When Tea Cake is first courting Janie, he disappears for a few days and then reappears in a battered old car. He tells her that he "'Brought me somethin' tuh haul you off in'" and says, "'Git yo' hat if you gointuh wear one. We got tuh go buy groceries'" (Hurston, 108). Janie protests that she sells groceries in her own store and that Tea Cake didn't need to find a car to take them somewhere else for groceries. However, Tea Cake responds that the groceries in her store are "'Not de kind we want fuh de occasion.'" He says, "'You sells groceries for ordinary people. We'se gointuh buy for you. De big Sunday School picnic is tomorrow—bet you done forget it—and we got tuh be dere wid uh swell basket and ourselves'" (Hurston, 108).

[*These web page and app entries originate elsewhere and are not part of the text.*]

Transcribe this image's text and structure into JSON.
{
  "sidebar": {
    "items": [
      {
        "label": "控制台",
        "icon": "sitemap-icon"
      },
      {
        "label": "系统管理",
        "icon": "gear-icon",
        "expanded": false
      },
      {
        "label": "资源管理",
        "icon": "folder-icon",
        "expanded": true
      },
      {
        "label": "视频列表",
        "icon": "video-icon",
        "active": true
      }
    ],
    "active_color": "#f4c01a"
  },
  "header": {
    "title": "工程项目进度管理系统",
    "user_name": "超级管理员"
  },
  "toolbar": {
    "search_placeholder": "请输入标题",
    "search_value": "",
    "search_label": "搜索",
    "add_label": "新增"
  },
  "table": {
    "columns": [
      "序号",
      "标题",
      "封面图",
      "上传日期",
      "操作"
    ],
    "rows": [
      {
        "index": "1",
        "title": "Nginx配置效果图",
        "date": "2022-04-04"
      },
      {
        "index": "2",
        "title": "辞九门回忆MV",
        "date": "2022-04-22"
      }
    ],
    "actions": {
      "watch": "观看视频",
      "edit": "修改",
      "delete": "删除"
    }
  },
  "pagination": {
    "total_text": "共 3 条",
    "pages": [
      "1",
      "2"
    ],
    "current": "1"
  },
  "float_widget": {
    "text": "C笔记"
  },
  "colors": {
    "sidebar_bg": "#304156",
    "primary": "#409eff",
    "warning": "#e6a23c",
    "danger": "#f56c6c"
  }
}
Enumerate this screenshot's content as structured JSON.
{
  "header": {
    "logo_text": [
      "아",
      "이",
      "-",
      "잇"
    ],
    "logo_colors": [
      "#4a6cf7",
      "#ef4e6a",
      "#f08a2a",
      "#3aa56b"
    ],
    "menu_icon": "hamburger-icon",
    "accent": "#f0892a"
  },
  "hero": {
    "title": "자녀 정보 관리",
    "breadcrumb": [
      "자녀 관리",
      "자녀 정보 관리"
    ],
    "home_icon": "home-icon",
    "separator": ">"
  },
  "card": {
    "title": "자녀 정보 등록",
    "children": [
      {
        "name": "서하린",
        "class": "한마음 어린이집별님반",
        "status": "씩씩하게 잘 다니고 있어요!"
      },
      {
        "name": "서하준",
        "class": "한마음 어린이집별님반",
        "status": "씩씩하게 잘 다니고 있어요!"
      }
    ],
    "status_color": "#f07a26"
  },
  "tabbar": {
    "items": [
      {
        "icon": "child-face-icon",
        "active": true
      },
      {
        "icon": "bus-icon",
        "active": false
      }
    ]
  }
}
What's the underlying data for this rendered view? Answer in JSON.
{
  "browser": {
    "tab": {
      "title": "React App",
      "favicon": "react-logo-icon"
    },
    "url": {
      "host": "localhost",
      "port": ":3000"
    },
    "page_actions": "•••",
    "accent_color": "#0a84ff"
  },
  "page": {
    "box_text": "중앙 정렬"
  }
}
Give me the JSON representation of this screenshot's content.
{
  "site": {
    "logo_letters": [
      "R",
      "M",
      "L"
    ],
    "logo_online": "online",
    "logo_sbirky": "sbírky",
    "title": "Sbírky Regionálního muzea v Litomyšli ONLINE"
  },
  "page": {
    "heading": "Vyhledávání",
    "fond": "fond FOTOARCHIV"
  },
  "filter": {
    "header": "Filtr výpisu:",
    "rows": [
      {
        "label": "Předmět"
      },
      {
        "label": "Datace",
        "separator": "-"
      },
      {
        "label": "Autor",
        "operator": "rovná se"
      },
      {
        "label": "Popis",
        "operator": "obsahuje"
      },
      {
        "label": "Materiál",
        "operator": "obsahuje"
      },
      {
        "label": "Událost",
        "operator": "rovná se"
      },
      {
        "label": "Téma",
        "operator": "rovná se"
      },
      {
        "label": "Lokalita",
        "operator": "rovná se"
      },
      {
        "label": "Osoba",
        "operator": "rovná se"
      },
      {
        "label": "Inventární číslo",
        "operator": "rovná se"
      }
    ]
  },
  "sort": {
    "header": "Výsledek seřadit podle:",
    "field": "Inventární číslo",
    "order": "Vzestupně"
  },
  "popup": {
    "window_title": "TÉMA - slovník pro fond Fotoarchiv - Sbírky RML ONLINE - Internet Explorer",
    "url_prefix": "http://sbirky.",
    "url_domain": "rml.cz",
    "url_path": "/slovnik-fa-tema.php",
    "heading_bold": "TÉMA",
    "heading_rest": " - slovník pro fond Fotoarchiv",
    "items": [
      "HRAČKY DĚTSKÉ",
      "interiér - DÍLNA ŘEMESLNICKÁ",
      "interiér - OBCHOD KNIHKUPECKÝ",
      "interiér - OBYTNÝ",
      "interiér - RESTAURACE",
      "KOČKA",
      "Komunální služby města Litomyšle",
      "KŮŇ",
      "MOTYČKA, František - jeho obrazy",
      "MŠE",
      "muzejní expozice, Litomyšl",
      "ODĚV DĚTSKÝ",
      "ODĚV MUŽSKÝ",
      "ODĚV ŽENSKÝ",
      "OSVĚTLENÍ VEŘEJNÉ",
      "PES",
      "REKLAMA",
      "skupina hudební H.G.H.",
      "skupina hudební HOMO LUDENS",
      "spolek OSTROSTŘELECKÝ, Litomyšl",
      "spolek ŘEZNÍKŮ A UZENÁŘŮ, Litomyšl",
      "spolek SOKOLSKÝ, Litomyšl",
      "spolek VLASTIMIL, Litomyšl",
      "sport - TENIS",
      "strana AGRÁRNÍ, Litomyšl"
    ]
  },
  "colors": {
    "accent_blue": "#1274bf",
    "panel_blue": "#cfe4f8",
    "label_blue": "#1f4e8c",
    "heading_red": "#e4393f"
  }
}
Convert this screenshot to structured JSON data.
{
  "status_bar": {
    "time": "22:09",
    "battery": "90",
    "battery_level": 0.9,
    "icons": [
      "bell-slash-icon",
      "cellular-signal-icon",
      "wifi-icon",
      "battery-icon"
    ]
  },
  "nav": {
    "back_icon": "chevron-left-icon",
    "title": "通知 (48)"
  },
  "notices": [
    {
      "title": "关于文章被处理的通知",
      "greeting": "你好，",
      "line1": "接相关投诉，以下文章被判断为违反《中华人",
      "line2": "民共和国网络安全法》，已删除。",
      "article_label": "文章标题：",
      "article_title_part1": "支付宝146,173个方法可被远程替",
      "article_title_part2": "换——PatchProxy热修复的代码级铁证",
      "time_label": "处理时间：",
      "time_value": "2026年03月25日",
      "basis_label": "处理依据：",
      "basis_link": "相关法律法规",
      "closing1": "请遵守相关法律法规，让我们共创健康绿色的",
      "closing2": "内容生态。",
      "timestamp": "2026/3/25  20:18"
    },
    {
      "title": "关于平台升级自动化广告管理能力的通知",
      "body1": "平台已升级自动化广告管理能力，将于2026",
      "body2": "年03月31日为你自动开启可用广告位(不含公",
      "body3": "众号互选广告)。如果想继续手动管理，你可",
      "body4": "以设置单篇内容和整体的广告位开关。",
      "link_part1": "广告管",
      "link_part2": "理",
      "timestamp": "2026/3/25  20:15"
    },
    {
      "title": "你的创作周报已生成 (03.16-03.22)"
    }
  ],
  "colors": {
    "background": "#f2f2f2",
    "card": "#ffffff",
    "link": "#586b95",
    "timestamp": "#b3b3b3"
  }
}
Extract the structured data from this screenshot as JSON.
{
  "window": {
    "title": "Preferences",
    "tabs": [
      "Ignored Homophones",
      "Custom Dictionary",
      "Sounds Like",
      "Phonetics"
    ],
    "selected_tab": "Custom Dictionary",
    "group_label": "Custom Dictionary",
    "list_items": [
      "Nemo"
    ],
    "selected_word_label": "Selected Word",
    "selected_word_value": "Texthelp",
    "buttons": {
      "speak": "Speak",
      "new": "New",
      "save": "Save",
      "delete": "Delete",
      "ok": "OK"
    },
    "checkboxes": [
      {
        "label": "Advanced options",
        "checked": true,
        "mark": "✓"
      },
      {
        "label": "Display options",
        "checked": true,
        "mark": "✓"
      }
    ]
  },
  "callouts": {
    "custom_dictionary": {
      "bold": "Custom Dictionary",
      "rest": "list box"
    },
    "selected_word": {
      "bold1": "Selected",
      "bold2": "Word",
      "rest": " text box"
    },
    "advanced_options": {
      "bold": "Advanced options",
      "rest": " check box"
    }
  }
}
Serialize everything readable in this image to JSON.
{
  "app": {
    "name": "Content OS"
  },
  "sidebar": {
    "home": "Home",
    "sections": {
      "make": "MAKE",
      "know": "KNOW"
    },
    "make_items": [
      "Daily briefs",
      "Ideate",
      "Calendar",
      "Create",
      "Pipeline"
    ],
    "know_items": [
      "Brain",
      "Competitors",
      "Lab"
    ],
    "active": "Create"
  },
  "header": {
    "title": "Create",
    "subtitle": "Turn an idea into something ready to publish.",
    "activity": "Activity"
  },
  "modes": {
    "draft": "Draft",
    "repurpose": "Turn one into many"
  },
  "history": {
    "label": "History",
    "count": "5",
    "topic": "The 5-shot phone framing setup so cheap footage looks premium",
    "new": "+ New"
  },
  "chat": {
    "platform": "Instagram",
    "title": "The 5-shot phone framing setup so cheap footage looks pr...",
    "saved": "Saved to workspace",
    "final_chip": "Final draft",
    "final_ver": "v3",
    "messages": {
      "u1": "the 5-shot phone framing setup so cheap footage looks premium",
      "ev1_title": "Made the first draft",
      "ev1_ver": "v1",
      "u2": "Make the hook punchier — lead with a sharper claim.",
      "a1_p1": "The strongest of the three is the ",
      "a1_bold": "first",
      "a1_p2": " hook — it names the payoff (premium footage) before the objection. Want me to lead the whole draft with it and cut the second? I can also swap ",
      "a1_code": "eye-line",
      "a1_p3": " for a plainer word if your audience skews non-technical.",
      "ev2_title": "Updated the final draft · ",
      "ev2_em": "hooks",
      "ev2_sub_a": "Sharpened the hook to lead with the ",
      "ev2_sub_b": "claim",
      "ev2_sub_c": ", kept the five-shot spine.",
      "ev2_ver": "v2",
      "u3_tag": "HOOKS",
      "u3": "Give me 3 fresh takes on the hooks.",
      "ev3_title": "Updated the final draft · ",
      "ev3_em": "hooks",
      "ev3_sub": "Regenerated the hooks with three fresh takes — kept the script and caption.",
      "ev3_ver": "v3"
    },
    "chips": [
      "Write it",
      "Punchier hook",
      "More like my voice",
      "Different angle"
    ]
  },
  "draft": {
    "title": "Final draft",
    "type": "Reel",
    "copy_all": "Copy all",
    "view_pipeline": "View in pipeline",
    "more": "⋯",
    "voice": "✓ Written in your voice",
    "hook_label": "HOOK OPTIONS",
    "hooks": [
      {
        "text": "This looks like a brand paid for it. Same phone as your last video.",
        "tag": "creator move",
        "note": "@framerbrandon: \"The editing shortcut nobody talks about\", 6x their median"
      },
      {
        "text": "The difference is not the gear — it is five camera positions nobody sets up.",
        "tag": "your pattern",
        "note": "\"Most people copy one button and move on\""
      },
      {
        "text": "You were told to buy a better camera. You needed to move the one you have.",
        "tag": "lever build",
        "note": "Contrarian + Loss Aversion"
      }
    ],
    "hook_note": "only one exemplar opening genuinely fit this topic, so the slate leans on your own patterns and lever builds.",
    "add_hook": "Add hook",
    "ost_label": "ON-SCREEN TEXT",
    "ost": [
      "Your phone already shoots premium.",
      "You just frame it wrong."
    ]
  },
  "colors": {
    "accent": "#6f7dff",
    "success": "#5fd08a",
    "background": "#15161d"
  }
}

Janie is surprised and pleased at this because Tea Cake is treating Janie like she’s something special. Tea Cake wants to show Janie that he cares about her and that he can provide for her on his own and that he isn’t after her money. If the two of them had bought groceries from her store it would have been convenient and routine, and Tea Cake would have had to buy the groceries from her. Instead, he wants to buy the groceries for her. Tea Cake gets the old car so that they can go somewhere else to get food and then bring it to the picnic together as a date.